Does anyone realize that the $328 million is the total for just two full fiscal years that the oil industry will have benefited from through Bill C-48? For 2007-08 alone, oil companies will save $260 million, while Quebec has been negotiating for years to get $328 million to meet Kyoto protocol targets.

We, on this side of the House, are saying that the policies of the Conservative government and of the Liberal government promote nothing less than a polluter-paid policy rather than a polluter-pay policy. This is an example. While the $328 million would be used to fund a plan to combat climate change in Quebec, the government is saying no, but saying yes to the oil companies. This does not make sense.

The government needs to acknowledge that the Kyoto protocol targets are, for the opposition in this House—including the Bloc Québécois, of course—a non negotiable objective. The government need not expect that we will negotiate on achieving the targets in the Kyoto protocol or its inclusion in Bill C-30. We want the Kyoto protocol targets to be part of Bill C-30. Let that be clear. We feel that a refusal by the government to include them would be nothing short of a slap in the face in the fight against climate change.

Finally, giving $328 million to Quebec has nothing to do with the tax incentives given to the oil industry. It has to do with fighting climate change and having a sustainable transportation policy in Quebec that is in line with Kyoto targets.

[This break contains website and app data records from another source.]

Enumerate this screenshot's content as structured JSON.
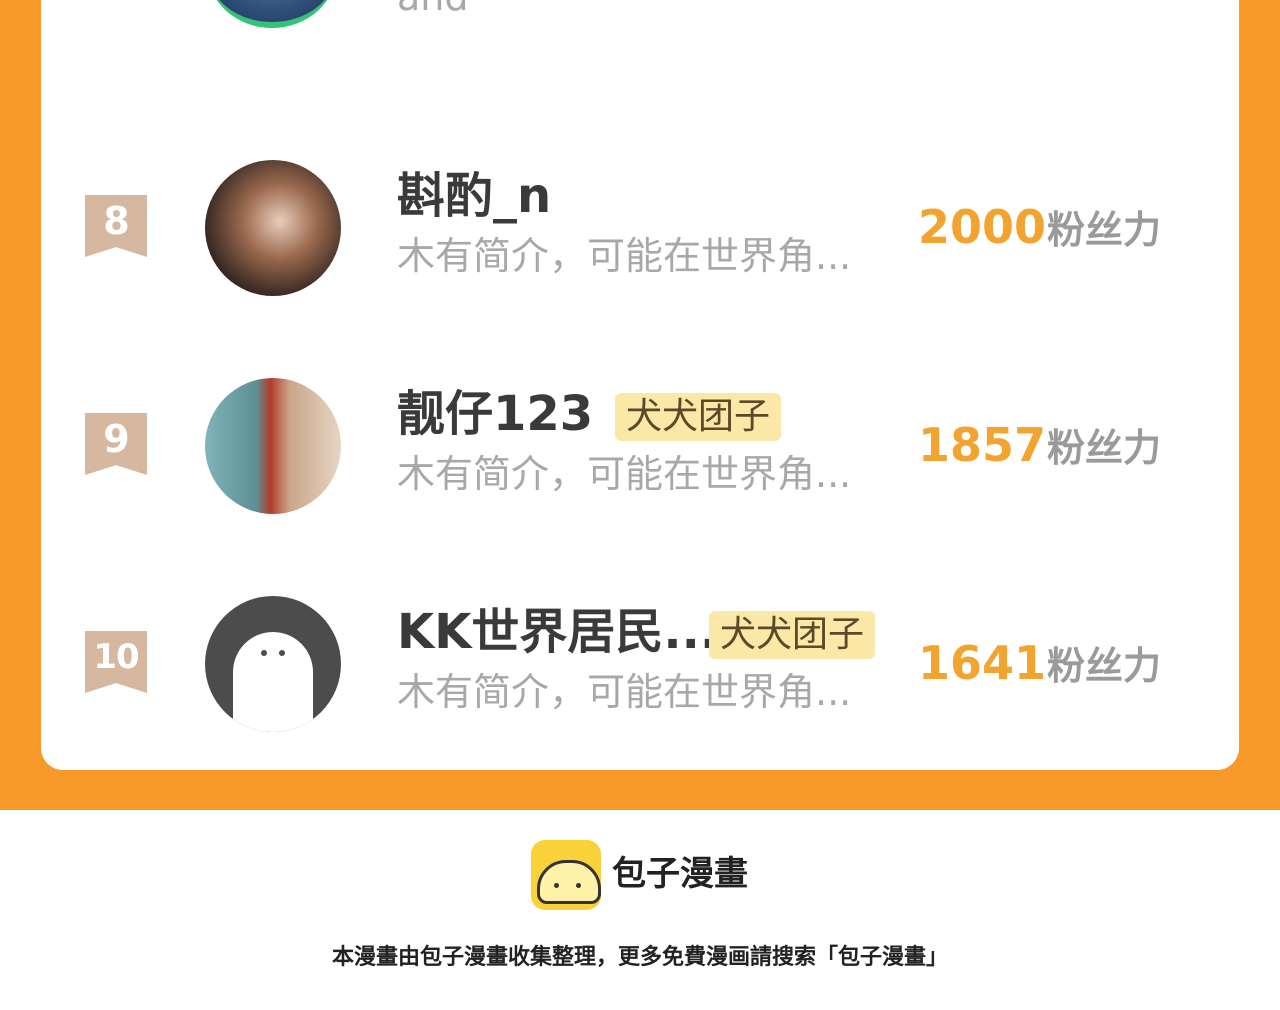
{
  "partial": {
    "desc": "and 一 ·"
  },
  "rows": [
    {
      "rank": "8",
      "name": "斟酌_n",
      "badge": "",
      "desc": "木有简介，可能在世界角...",
      "count": "2000",
      "unit": "粉丝力"
    },
    {
      "rank": "9",
      "name": "靓仔123",
      "badge": "犬犬团子",
      "desc": "木有简介，可能在世界角...",
      "count": "1857",
      "unit": "粉丝力"
    },
    {
      "rank": "10",
      "name": "KK世界居民...",
      "badge": "犬犬团子",
      "desc": "木有简介，可能在世界角...",
      "count": "1641",
      "unit": "粉丝力"
    }
  ],
  "footer": {
    "brand": "包子漫畫",
    "notice": "本漫畫由包子漫畫收集整理，更多免費漫画請搜索「包子漫畫」"
  },
  "colors": {
    "accent": "#f89a2a",
    "count": "#f2a431",
    "badge_bg": "#fbe8a6",
    "rank_bg": "#d6b8a0"
  }
}
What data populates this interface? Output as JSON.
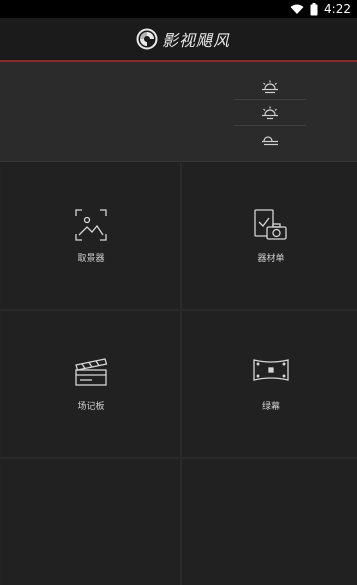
{
  "status_bar": {
    "time": "4:22",
    "icons": [
      "wifi-icon",
      "battery-icon"
    ]
  },
  "header": {
    "logo_text": "影视飓风",
    "logo_icon": "aperture-logo-icon",
    "accent_line_color": "#8b2b2b"
  },
  "panel": {
    "rows": [
      {
        "icon": "sunrise-icon"
      },
      {
        "icon": "sunset-icon"
      },
      {
        "icon": "horizon-icon"
      }
    ]
  },
  "tools": [
    {
      "label": "取景器",
      "icon": "viewfinder-icon"
    },
    {
      "label": "器材单",
      "icon": "equipment-list-icon"
    },
    {
      "label": "场记板",
      "icon": "clapperboard-icon"
    },
    {
      "label": "绿幕",
      "icon": "green-screen-icon"
    }
  ]
}
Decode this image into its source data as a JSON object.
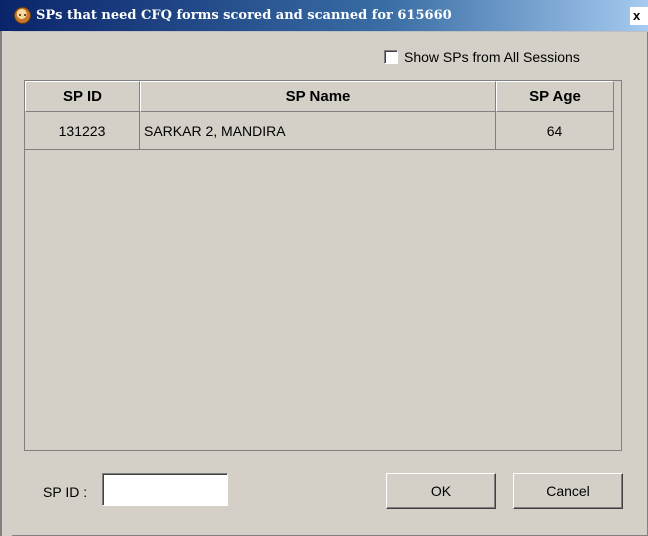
{
  "window": {
    "title": "SPs that need CFQ forms scored and scanned for 615660",
    "close_glyph": "x",
    "icon": "app-face-icon"
  },
  "options": {
    "show_all_sessions_label": "Show SPs from All Sessions",
    "show_all_sessions_checked": false
  },
  "table": {
    "headers": [
      "SP ID",
      "SP Name",
      "SP Age"
    ],
    "rows": [
      [
        "131223",
        "SARKAR 2, MANDIRA",
        "64"
      ]
    ]
  },
  "footer": {
    "sp_id_label": "SP ID :",
    "sp_id_value": "",
    "ok_label": "OK",
    "cancel_label": "Cancel"
  }
}
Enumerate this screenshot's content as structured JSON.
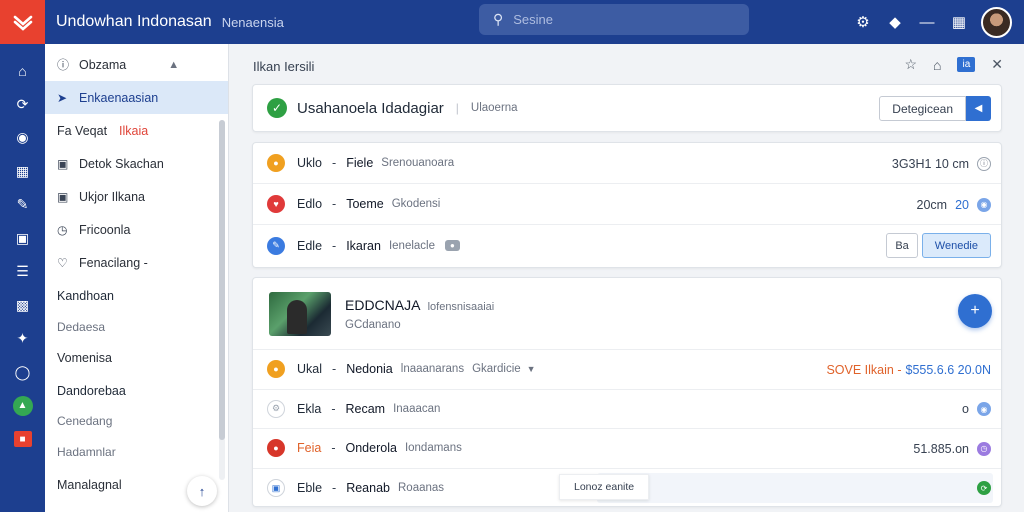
{
  "app": {
    "title": "Undowhan Indonasan",
    "subtitle": "Nenaensia"
  },
  "search": {
    "placeholder": "Sesine"
  },
  "sidebar": {
    "items": [
      {
        "label": "Obzama",
        "icon": "info-icon"
      },
      {
        "label": "Enkaenaasian",
        "icon": "arrow-icon"
      },
      {
        "label": "Fa Veqat",
        "red": "Ilkaia"
      },
      {
        "label": "Detok Skachan",
        "icon": "doc-icon"
      },
      {
        "label": "Ukjor Ilkana",
        "icon": "doc-icon"
      },
      {
        "label": "Fricoonla",
        "icon": "clock-icon"
      },
      {
        "label": "Fenacilang -",
        "icon": "heart-icon"
      },
      {
        "label": "Kandhoan"
      },
      {
        "label": "Dedaesa"
      },
      {
        "label": "Vomenisa"
      },
      {
        "label": "Dandorebaa"
      },
      {
        "label": "Cenedang"
      },
      {
        "label": "Hadamnlar"
      },
      {
        "label": "Manalagnal"
      }
    ]
  },
  "main": {
    "breadcrumb": "Ilkan Iersili",
    "header_badge": "ia",
    "status_card": {
      "title": "Usahanoela Idadagiar",
      "subtitle": "Ulaoerna",
      "button_label": "Detegicean"
    },
    "rows_card": [
      {
        "key": "Uklo",
        "value": "Fiele",
        "desc": "Srenouanoara",
        "right": "3G3H1 10 cm",
        "color": "#f0a020"
      },
      {
        "key": "Edlo",
        "value": "Toeme",
        "desc": "Gkodensi",
        "right": "20cm",
        "right_blue": "20",
        "color": "#e03a3a"
      },
      {
        "key": "Edle",
        "value": "Ikaran",
        "desc": "Ienelacle",
        "btn1": "Ba",
        "btn2": "Wenedie",
        "color": "#3b7be0"
      }
    ],
    "media_card": {
      "title": "EDDCNAJA",
      "title_suffix": "lofensnisaaiai",
      "sub": "GCdanano",
      "rows": [
        {
          "key": "Ukal",
          "value": "Nedonia",
          "desc": "lnaaanarans",
          "desc2": "Gkardicie",
          "price_a": "SOVE Ilkain -",
          "price_b": "$555.6.6 20.0N",
          "color": "#f0a020"
        },
        {
          "key": "Ekla",
          "value": "Recam",
          "desc": "Inaaacan",
          "right": "o",
          "color": "#9aa3af"
        },
        {
          "key": "Feia",
          "value": "Onderola",
          "desc": "Iondamans",
          "right": "51.885.on",
          "color": "#d7362a"
        },
        {
          "key": "Eble",
          "value": "Reanab",
          "desc": "Roaanas",
          "tooltip": "Lonoz eanite",
          "color": "#2f6fd1"
        }
      ]
    }
  },
  "colors": {
    "brand": "#1d3f8f",
    "accent": "#2f6fd1",
    "logo": "#e8412f"
  }
}
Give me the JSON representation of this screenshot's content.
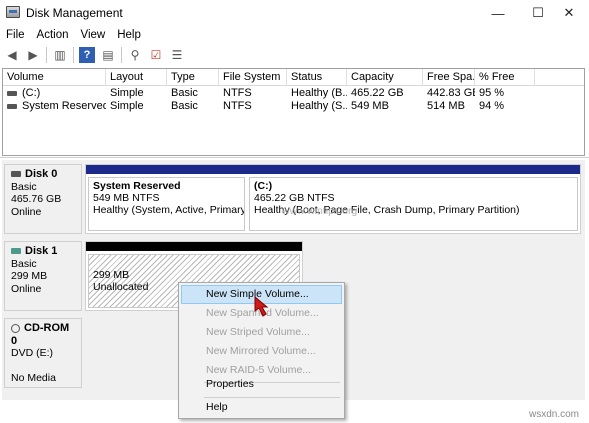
{
  "window": {
    "title": "Disk Management",
    "minimize": "—",
    "maximize": "☐",
    "close": "✕"
  },
  "menu": [
    "File",
    "Action",
    "View",
    "Help"
  ],
  "toolbar": {
    "icons": [
      {
        "name": "back-arrow-icon",
        "glyph": "◀"
      },
      {
        "name": "forward-arrow-icon",
        "glyph": "▶"
      },
      {
        "name": "console-tree-icon",
        "glyph": "▥"
      },
      {
        "name": "help-icon",
        "glyph": "?"
      },
      {
        "name": "properties-icon",
        "glyph": "▤"
      },
      {
        "name": "connect-icon",
        "glyph": "⚲"
      },
      {
        "name": "checklist-icon",
        "glyph": "☑"
      },
      {
        "name": "list-icon",
        "glyph": "☰"
      }
    ]
  },
  "columns": [
    "Volume",
    "Layout",
    "Type",
    "File System",
    "Status",
    "Capacity",
    "Free Spa...",
    "% Free"
  ],
  "volumes": [
    [
      "(C:)",
      "Simple",
      "Basic",
      "NTFS",
      "Healthy (B...",
      "465.22 GB",
      "442.83 GB",
      "95 %"
    ],
    [
      "System Reserved",
      "Simple",
      "Basic",
      "NTFS",
      "Healthy (S...",
      "549 MB",
      "514 MB",
      "94 %"
    ]
  ],
  "disks": [
    {
      "name": "Disk 0",
      "type": "Basic",
      "size": "465.76 GB",
      "status": "Online",
      "partitions": [
        {
          "name": "System Reserved",
          "size": "549 MB NTFS",
          "status": "Healthy (System, Active, Primary Pa"
        },
        {
          "name": "(C:)",
          "size": "465.22 GB NTFS",
          "status": "Healthy (Boot, Page File, Crash Dump, Primary Partition)"
        }
      ]
    },
    {
      "name": "Disk 1",
      "type": "Basic",
      "size": "299 MB",
      "status": "Online",
      "partitions": [
        {
          "size": "299 MB",
          "status": "Unallocated"
        }
      ]
    },
    {
      "name": "CD-ROM 0",
      "type": "DVD (E:)",
      "status": "No Media"
    }
  ],
  "context_menu": {
    "new_simple": "New Simple Volume...",
    "new_spanned": "New Spanned Volume...",
    "new_striped": "New Striped Volume...",
    "new_mirrored": "New Mirrored Volume...",
    "new_raid5": "New RAID-5 Volume...",
    "properties": "Properties",
    "help": "Help"
  },
  "overlay": {
    "center_watermark": "www.wintips.org",
    "corner_watermark": "wsxdn.com"
  },
  "colors": {
    "primary_bar": "#1b2a8a",
    "unallocated_bar": "#000000",
    "menu_highlight": "#cce4f7"
  }
}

In closing, I hope members will consider this amended motion and vote in favour of it.

Opposition Motion—Kyoto ProtocolBusiness of SupplyGovernment Orders

12:20 p.m.


Cheryl Gallant Conservative Renfrew—Nipissing—Pembroke, ON

Mr. Speaker, I would like to read a quote to the hon. member. It states: “'The Government of Canada is being discriminatory and is preventing the Gaspésie from becoming an oil and gas producing region', roared Mr. Landry of the National Assembly. 'Had the federal government not discriminated against us, the drilling platforms would already be up and running and oil would already have started to flow', he told reporters in La Presse, December 18, 2002”.

Given that complying with Kyoto requires massive reductions in CO2 emissions, does the member support Mr. Landry's oil and gas ambitions in the Gaspé or is he willing to kill that plan? And if not, what other industry in Quebec would he be in favour of shutting down in order to comply with Kyoto?